→ **What to work on**
Filter the entries below down to the lines that hold "Microsoft".

→ **Source data**
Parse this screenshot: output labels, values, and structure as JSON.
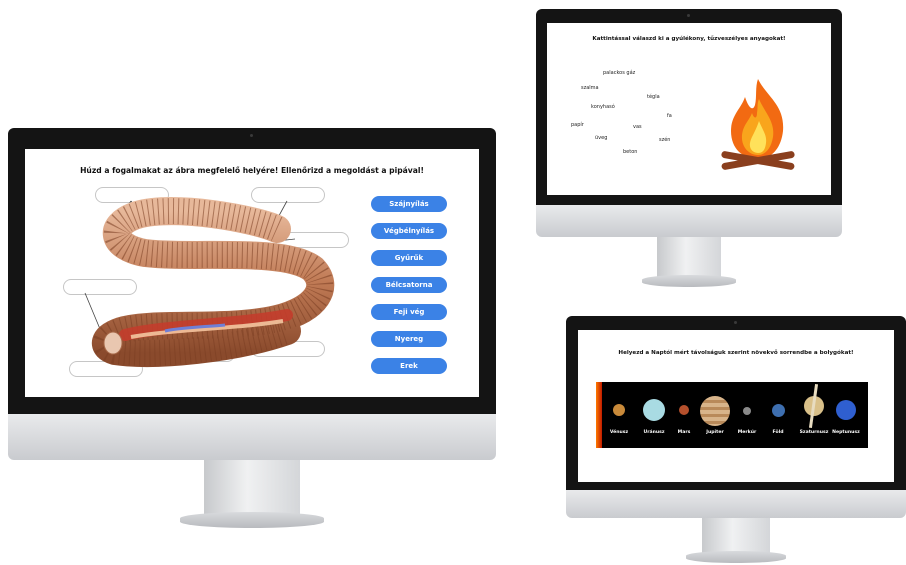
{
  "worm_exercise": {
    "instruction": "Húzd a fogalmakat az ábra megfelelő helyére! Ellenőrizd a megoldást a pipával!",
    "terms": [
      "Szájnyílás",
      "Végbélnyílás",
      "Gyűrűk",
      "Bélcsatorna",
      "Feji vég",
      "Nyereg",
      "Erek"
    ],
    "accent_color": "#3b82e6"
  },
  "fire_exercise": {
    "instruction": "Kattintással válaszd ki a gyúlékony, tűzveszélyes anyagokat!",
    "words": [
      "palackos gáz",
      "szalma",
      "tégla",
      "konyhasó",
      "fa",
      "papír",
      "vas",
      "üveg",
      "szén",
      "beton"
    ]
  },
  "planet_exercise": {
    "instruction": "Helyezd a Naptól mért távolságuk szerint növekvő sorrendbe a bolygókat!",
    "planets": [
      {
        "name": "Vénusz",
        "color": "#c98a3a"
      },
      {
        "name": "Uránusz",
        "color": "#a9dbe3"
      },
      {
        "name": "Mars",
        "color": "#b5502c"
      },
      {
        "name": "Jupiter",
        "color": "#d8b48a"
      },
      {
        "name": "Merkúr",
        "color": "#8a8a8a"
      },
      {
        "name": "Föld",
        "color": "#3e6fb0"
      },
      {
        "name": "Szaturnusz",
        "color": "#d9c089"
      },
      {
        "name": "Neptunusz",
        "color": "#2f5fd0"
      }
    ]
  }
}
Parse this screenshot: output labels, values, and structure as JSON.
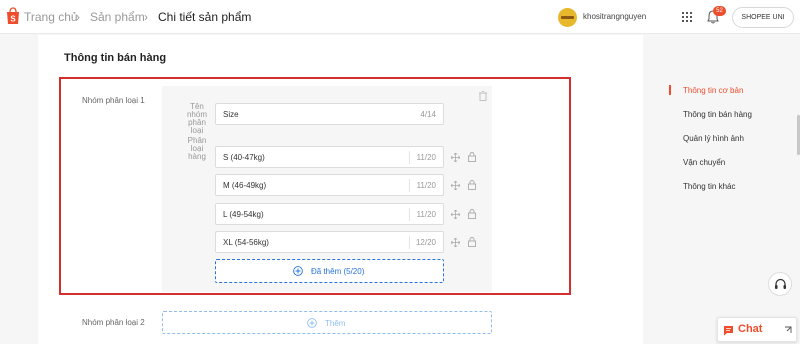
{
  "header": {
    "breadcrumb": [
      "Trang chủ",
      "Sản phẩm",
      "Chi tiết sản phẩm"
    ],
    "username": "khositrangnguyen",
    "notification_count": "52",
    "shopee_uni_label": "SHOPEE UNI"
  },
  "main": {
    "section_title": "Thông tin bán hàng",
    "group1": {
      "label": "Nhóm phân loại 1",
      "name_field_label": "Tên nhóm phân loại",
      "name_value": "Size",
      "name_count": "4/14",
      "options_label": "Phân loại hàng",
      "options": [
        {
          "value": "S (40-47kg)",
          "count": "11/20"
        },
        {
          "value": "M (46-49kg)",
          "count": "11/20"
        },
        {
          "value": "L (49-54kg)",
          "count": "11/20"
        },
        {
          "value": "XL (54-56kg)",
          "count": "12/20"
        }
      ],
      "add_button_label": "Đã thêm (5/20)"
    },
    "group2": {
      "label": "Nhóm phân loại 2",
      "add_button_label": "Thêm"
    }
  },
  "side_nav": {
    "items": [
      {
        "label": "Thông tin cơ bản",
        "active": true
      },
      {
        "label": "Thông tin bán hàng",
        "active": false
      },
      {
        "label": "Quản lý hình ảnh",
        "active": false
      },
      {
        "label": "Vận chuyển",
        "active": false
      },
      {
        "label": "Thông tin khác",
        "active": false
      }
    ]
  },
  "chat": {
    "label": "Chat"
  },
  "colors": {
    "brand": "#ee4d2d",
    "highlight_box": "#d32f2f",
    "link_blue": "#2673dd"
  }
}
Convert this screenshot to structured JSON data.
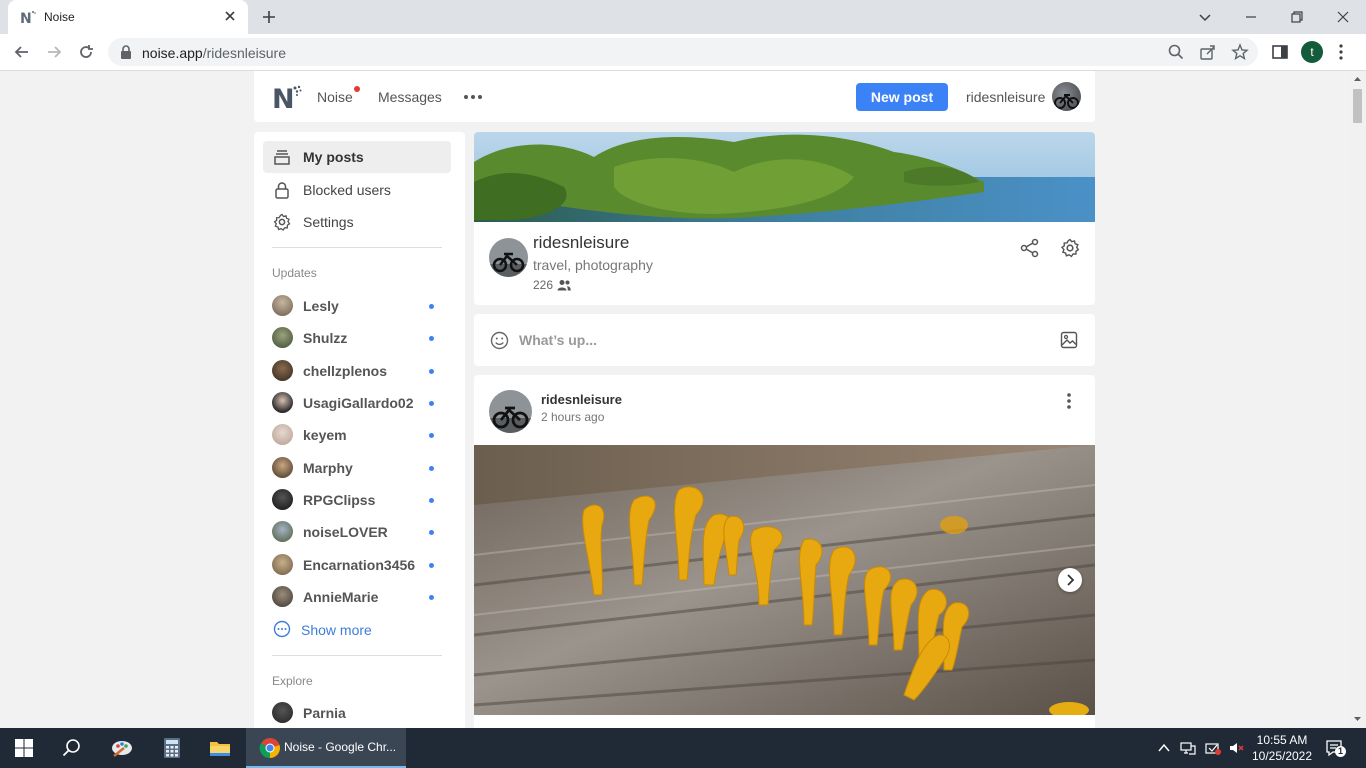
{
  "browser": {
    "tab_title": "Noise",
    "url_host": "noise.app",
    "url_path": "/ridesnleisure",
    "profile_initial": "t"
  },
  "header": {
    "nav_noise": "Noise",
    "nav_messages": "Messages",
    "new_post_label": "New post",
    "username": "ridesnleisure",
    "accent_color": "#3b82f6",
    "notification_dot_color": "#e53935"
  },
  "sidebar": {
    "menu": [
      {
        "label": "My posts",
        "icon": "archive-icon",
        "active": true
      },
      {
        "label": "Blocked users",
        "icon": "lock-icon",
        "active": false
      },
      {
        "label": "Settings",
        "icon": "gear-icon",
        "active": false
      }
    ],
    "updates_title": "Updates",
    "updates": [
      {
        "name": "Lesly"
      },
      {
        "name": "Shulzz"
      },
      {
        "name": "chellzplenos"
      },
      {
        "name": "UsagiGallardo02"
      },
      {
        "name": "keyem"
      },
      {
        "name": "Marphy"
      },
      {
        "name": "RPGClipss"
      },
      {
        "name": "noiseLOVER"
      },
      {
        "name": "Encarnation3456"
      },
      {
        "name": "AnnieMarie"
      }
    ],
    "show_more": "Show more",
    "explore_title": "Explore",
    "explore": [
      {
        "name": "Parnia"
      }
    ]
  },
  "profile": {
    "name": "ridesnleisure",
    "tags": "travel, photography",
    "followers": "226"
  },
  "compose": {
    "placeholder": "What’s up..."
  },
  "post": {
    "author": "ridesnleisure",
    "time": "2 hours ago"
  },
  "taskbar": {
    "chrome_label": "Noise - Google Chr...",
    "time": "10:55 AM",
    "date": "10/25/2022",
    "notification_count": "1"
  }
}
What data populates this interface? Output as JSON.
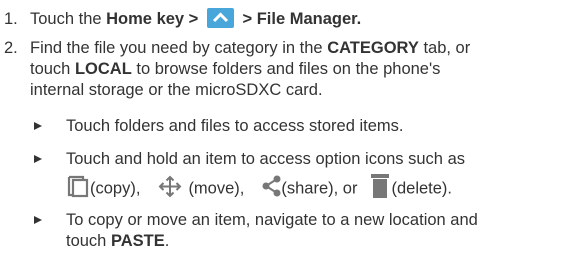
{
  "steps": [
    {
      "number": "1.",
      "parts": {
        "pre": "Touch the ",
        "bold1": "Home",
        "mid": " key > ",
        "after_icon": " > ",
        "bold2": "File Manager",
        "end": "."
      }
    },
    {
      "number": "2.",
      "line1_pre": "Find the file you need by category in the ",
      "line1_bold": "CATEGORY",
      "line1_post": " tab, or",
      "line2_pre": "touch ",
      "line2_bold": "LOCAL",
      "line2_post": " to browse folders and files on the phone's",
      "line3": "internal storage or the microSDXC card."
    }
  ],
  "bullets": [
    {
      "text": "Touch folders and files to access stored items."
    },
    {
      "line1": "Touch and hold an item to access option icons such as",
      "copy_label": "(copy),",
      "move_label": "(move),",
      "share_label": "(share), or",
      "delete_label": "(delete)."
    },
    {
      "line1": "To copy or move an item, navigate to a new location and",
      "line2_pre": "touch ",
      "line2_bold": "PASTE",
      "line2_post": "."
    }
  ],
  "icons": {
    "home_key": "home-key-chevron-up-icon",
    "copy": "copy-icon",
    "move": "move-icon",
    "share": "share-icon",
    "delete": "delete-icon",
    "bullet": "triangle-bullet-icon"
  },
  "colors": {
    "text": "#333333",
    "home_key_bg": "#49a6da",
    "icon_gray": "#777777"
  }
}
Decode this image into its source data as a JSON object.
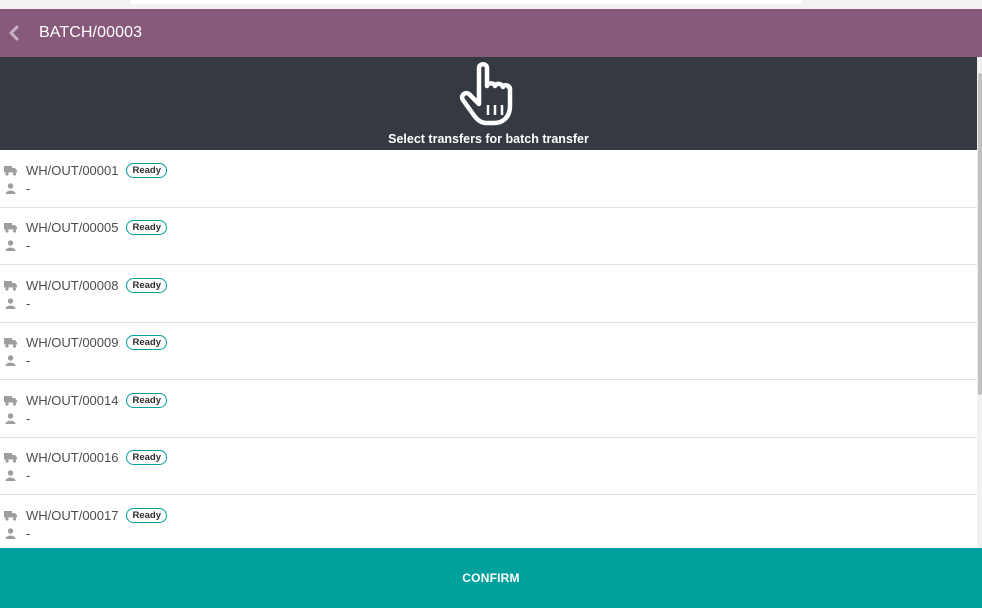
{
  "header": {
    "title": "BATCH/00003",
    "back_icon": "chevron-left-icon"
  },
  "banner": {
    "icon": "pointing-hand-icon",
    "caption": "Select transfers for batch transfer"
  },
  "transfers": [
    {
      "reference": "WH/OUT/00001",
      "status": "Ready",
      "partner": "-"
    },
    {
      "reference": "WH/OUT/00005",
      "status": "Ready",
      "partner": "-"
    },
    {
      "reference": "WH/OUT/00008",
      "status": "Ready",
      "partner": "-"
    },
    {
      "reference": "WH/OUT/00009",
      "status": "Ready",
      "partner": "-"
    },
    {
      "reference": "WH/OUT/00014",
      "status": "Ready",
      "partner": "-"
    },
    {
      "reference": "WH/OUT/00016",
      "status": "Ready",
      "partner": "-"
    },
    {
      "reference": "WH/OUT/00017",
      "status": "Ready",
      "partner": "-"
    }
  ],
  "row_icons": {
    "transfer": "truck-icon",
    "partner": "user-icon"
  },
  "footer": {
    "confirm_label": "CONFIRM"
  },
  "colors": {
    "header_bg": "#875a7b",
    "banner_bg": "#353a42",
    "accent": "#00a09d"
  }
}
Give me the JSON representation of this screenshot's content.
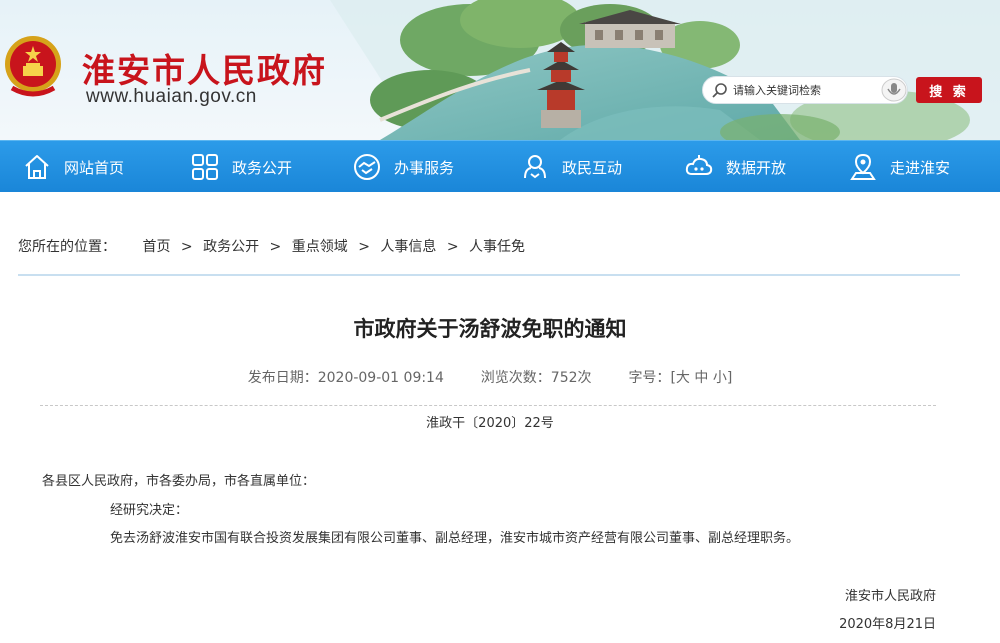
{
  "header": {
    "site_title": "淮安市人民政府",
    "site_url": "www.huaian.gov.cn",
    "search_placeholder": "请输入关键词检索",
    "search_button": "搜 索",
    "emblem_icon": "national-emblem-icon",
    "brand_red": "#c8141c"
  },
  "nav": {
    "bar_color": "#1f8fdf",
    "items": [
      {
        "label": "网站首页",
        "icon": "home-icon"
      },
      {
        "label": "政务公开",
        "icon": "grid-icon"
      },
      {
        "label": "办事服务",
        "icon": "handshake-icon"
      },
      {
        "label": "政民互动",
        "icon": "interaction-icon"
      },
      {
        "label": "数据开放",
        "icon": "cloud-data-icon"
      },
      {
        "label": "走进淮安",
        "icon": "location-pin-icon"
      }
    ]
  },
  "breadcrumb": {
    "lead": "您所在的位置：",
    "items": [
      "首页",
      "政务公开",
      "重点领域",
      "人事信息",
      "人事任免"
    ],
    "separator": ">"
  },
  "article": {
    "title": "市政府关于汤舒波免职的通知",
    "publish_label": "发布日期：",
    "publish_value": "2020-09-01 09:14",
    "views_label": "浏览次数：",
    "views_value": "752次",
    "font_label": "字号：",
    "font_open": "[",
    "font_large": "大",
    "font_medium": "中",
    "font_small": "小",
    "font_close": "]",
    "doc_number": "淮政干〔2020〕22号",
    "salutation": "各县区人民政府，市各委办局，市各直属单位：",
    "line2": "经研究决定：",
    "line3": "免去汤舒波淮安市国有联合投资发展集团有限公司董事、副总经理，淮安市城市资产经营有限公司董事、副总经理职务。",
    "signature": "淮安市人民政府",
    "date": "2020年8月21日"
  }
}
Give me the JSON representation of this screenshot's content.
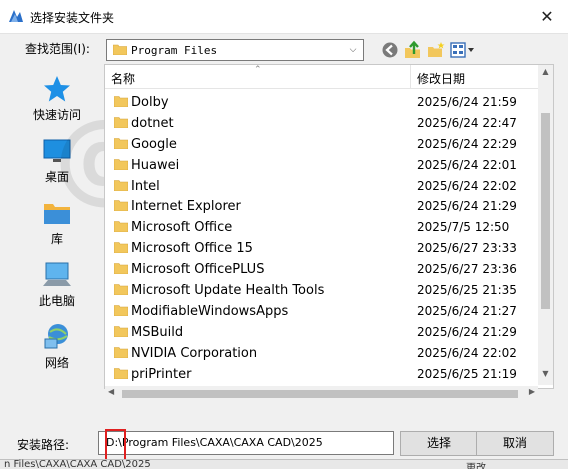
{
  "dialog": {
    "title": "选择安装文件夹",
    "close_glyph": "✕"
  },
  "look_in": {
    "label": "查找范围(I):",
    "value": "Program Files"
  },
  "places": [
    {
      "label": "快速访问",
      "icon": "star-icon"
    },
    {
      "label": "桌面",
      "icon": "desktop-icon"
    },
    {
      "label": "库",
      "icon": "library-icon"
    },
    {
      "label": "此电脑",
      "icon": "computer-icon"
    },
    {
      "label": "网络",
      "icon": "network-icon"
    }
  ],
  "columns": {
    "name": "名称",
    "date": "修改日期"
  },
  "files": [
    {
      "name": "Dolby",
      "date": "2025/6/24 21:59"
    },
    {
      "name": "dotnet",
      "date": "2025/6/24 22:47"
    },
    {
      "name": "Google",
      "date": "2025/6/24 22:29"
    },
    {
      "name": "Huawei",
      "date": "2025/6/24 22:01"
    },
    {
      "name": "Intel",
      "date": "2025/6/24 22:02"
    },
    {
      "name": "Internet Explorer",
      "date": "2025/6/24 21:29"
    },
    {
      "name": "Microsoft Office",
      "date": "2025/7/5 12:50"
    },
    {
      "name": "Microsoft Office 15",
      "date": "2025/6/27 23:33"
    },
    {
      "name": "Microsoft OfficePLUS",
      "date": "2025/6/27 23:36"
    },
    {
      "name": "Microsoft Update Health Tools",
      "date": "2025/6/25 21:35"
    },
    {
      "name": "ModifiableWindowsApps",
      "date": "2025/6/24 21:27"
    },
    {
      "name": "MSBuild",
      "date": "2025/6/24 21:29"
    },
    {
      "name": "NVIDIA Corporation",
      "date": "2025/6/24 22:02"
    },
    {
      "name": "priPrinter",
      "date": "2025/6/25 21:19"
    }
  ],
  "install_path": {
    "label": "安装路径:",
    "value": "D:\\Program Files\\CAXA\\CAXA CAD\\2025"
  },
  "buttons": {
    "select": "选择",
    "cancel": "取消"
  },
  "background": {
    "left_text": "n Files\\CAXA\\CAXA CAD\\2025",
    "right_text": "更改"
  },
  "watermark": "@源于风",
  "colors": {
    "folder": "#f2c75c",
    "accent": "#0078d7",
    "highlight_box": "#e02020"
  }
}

→ **Output**
      "name": "Microsoft Office",
      "name": "Microsoft Office 15",
      "name": "Microsoft OfficePLUS",
      "name": "Microsoft Update Health Tools",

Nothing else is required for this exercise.